The class to be benefited in a charitable trust must be a definite segment of the public. It must be large enough so that the community in general is affected by, and interested in, the enforcement of the trust, yet it cannot encompass the entire human race. Within the class, however, the specific persons to benefit from the trust must be indefinite. A trust "for the benefit of the orphans of American veterans of the Vietnam conflict" is charitable. The orphans of such veterans constitute a definite class. The indefinite persons within the class are the ones who are ultimately chosen by the trustee to be paid the benefits. The class is large enough so that the community is interested in the enforcement of the trust.
A trust for named persons or a trust for profit cannot be a charitable trust. A trust "to construct and maintain a hospital" might be charitable, even though the hospital charges the patients who are treated, provided that any profits realized are used solely to continue the charitable services rendered and are not paid to private persons.
A trust that serves both charitable and non-charitable purposes will fail if the two are inseparable. For example, suppose a settlor bequeaths $500,000 to a trustee "to hold in trust for the benefit of all the schools in a particular town." The settlor's daughter is the residuary legatee of the estate, who will inherit the remainder of the estate after the testamentary dispositions are satisfied. Some of the schools in the town are public and charitable institutions and some are private and operated for profit. The settlor has not apportioned the $500,000 between the public schools and the private schools. The valid part—to be given to public schools and charitable institutions—cannot be separated from the invalid part—the disposition to private or profit making institutions; therefore, the trust fails as a charitable trust. The trustee holds the $500,000 in a RESULTING TRUST for the settlor's daughter, since the settlor's disposition cannot be valid as a charitable trust because there is no indefinite beneficiary.

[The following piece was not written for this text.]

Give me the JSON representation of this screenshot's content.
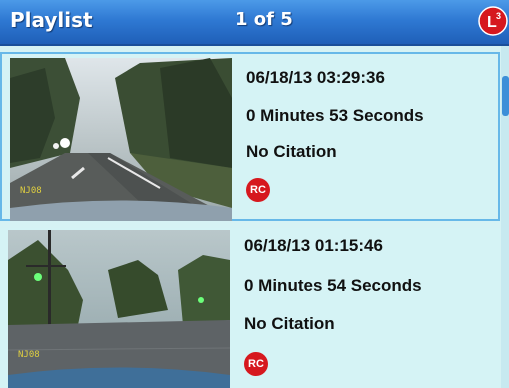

If a trust has both charitable and noncharitable purposes and if the maximum amount to be used for noncharitable purposes can be determined, the trust fails only with respect to that amount pertaining to noncharitable purposes, which will be held in a resulting trust by the trustee for the settlor's statutory heir or residuary legatee. The remainder is a valid charitable trust.
As a general rule, a charitable trust can be eternal, unlike a private trust, which must comply with the RULE AGAINST PERPETUITIES, a principle limiting the duration of a trust. With respect to a private trust, the designated beneficiary is the proper person to enforce the trust, but in a charitable trust, the state attorney general is the one to enforce it. The settlor, his or her heirs or personal representatives, the members of the general public, and possible beneficiaries cannot maintain a lawsuit for the enforcement of the trust.
Charitable trusts yield substantial tax benefits to donors, whether in the form of INCOME TAX deductions, tax shelters, or reduced inheritance taxes. Typically under charitable remainder trusts, immediate income tax deductions can also be matched with avoidance of capital gains taxes if the donor funds the trust using certain types of assets. The charitable lead trust, which is often used in estate planning, commonly benefits heirs. After its duration, the principal assets return to the donor's heirs subject to reduced gift and estate tax.